■ **YOUR INSTRUCTIONS**
Down to the final line, print the records again exactly.

■ **DATA SHOWN**
________________________________________
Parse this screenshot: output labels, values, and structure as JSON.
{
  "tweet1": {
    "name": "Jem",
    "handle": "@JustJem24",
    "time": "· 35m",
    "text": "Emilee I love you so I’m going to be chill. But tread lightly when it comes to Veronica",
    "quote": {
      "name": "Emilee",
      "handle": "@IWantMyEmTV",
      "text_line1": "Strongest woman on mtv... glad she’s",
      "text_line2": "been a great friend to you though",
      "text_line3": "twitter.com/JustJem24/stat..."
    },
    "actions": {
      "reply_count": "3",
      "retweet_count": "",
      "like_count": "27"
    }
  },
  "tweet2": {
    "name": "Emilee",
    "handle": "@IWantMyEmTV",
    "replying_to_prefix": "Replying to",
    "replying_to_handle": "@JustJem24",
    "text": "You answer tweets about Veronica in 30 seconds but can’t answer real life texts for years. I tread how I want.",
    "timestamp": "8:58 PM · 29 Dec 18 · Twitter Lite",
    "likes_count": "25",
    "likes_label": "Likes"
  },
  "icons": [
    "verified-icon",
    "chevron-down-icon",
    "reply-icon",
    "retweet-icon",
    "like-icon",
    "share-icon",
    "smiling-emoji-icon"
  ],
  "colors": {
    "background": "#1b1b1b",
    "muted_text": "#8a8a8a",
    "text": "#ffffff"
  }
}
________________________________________
■ **ANSWER BOX**
Parse this screenshot: output labels, values, and structure as JSON.
{
  "tweet1": {
    "name": "Jem",
    "handle": "@JustJem24",
    "time": "· 35m",
    "text": "Emilee I love you so I’m going to be chill. But tread lightly when it comes to Veronica",
    "quote": {
      "name": "Emilee",
      "handle": "@IWantMyEmTV",
      "text_line1": "Strongest woman on mtv... glad she’s",
      "text_line2": "been a great friend to you though",
      "text_line3": "twitter.com/JustJem24/stat..."
    },
    "actions": {
      "reply_count": "3",
      "retweet_count": "",
      "like_count": "27"
    }
  },
  "tweet2": {
    "name": "Emilee",
    "handle": "@IWantMyEmTV",
    "replying_to_prefix": "Replying to",
    "replying_to_handle": "@JustJem24",
    "text": "You answer tweets about Veronica in 30 seconds but can’t answer real life texts for years. I tread how I want.",
    "timestamp": "8:58 PM · 29 Dec 18 · Twitter Lite",
    "likes_count": "25",
    "likes_label": "Likes"
  },
  "icons": [
    "verified-icon",
    "chevron-down-icon",
    "reply-icon",
    "retweet-icon",
    "like-icon",
    "share-icon",
    "smiling-emoji-icon"
  ],
  "colors": {
    "background": "#1b1b1b",
    "muted_text": "#8a8a8a",
    "text": "#ffffff"
  }
}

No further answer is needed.